Justice Begins with (Non-GMO) SeedsBy Charles Margulis
As the Justice Begins with Seeds conference kicks-off in San Francisco, it’s a good time for a reminder about some of the reasons that we are concerned about genetically engineered (GMO) food.
For example, there is increasing concern that allergies may occur unintentionally as a result of genetic tinkering. A report in the New England Journal of Medicine as early as 1996 noted that certain allergies from GMO foods would be “uncertain, unpredictable, and untestable.” More recently, Friends of the Earth exposed results from an experimental GMO pea that showed new allergies could arise unexpectedly even from genetic alterations between closely related plants. Their report noted that FDA requires no allergy testing before GMO crops are allowed into the food chain.
GMO foods could also have toxic effects in our diets. A lab experiment showed unexpectedly high levels of a toxin in yeast following gene-splicing, and scientists still don’t know why a GMO dietary supplement killed 39 people and permanently disabled 1500 more. More diseases that resist treatment with common antibiotics may be created by the biotech industry’s continued use of antibiotic-resistance genes in GMO crops, despite industry’s promises to end this practice more than a decade ago.
These should be reasons enough for food makers to avoid putting GMOs into our food, but since GMO foods are not labeled in the US (as they are in Europe, Japan, Russia, and dozens of other countries), consumers never know when a new, risky GMO comes to market. That’s why we’re asking you to get the truth about our food by asking food makers to reject Monsanto’s new pesticide-laced GMO corn.
It seems that not a day goes by without a new story of GMOs creating problems for farmers, food companies, and consumers – not to mention the environment. Just this summer scientists reported that Monsanto’s GMO “insect-resistant” corn wasn’t resisting insects. Seems the little buggers are developing resistance to the insecticidal corn – meaning farmers are paying more for a GMO product that offers them no benefit.
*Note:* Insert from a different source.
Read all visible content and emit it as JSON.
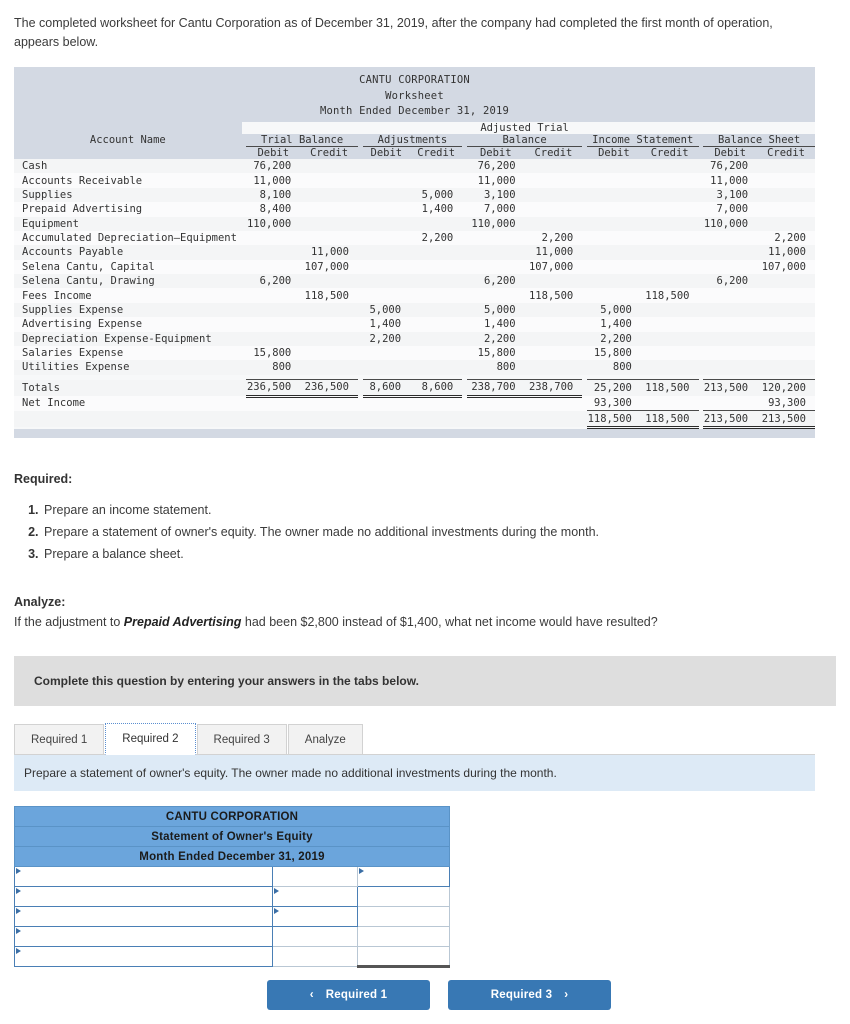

Even Monsanto’s hometown newspaper noted that scientists (and environmentalists) have long warned that this would happen, and that EPA ignored policy proposals that would have hurt Monsanto’s sales when they approved growing the company’s corn.
The insect resistance stories follow years of scientific reports demonstrating the failure of the other major GMO crop variety, the “herbicide-tolerant” crops that are designed to survive large doses of plant poisons. Just as insects are developing resistance, weeds have evolved to withstand spraying of the supposedly “safer” toxic herbicides used with GMOs, so farmers are now paying $1 billion a year to add more older, more potent chemicals to spray on our food.
It’s time for a food system that focuses science on the kind of safe, organic, just and sustainably-produced food that people want, and not on more risky genetic food experiments! Shortly following the Justice Begins with Seeds conference will be some exciting new developments in the movement against GMO food. Keep tuned for ways to get involved!Tags: antibiotic-resistant GMOs, corn, food justice, food makers, GMO, GMO dangers, organics